Not for all borrowers
There are several traps to be aware of for borrowers considering this loan type.
For instance, a lender will usually require collateral for a debt consolidation loan, which means borrowers have to put up one of their assets – like their home – as security. If the borrower then defaults on their loan, they could end up surrendering their home to the lender.
The other thing to be mindful of is whether or not the loan would actually work out cheaper.
Sometimes fees and interest are more than regular home loans, so it’s worth using a calculator to do the sums on whether merging debt would result in a net saving.
For example, instead of paying off a credit card over a few months, the debt may be extended over a few years, which could result in a higher overall amount of interest paid.
Finally, it’s important to be sure debt consolidation home loans are being offered by a trusted lender. According to MoneySmart, some companies encourage borrowers to sign up for loans that are unnecessary for their types of debt and which could end up increasing their financial strain.
It’s important to make sure any loan is fit for your purposes.
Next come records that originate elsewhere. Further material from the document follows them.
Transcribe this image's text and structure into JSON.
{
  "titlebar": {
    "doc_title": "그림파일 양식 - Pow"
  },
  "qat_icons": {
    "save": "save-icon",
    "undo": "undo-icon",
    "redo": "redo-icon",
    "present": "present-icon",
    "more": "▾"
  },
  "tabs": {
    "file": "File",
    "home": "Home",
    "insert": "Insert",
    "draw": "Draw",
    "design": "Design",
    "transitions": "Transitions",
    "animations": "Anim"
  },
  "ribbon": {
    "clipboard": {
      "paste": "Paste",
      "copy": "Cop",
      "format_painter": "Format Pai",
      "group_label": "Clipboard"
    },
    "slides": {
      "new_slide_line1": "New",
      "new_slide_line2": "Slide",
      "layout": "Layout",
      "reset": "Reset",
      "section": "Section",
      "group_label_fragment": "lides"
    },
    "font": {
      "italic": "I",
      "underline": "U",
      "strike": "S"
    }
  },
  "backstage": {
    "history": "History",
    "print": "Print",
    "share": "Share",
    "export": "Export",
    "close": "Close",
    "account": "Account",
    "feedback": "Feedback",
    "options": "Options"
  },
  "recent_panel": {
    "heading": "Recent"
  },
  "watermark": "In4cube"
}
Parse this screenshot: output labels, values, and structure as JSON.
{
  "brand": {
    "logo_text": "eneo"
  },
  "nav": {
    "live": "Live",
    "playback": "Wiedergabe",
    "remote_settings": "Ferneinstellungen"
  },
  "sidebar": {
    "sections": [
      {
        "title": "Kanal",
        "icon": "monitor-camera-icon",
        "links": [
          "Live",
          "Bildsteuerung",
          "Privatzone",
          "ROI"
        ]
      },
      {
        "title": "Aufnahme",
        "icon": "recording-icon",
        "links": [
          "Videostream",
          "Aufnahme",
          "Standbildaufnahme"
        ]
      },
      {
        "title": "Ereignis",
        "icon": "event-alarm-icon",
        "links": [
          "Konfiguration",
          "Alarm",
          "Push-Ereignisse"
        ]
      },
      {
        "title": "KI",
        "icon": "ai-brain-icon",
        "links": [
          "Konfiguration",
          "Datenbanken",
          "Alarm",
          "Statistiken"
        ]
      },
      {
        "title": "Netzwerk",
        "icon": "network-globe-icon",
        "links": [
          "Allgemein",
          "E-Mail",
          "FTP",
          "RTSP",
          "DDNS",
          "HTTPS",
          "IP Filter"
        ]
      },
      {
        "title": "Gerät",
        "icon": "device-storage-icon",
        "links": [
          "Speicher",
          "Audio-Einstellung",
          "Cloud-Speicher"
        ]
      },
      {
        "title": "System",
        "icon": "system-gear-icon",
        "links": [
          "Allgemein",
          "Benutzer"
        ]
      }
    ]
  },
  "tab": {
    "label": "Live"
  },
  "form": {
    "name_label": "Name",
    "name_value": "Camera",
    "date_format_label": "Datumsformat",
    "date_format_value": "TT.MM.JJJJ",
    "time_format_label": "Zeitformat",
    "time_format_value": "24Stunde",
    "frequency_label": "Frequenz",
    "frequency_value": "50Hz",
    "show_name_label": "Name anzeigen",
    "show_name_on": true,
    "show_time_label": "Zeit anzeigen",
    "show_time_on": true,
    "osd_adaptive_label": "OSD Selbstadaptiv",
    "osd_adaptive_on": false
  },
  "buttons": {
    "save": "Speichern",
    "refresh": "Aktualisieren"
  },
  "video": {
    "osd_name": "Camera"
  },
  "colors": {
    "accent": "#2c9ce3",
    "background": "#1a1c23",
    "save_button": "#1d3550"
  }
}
As with any loan type, there are pros and cons to debt consolidation home loans. For some, it could reduce costs and improve simplicity, while for others it won’t be suitable.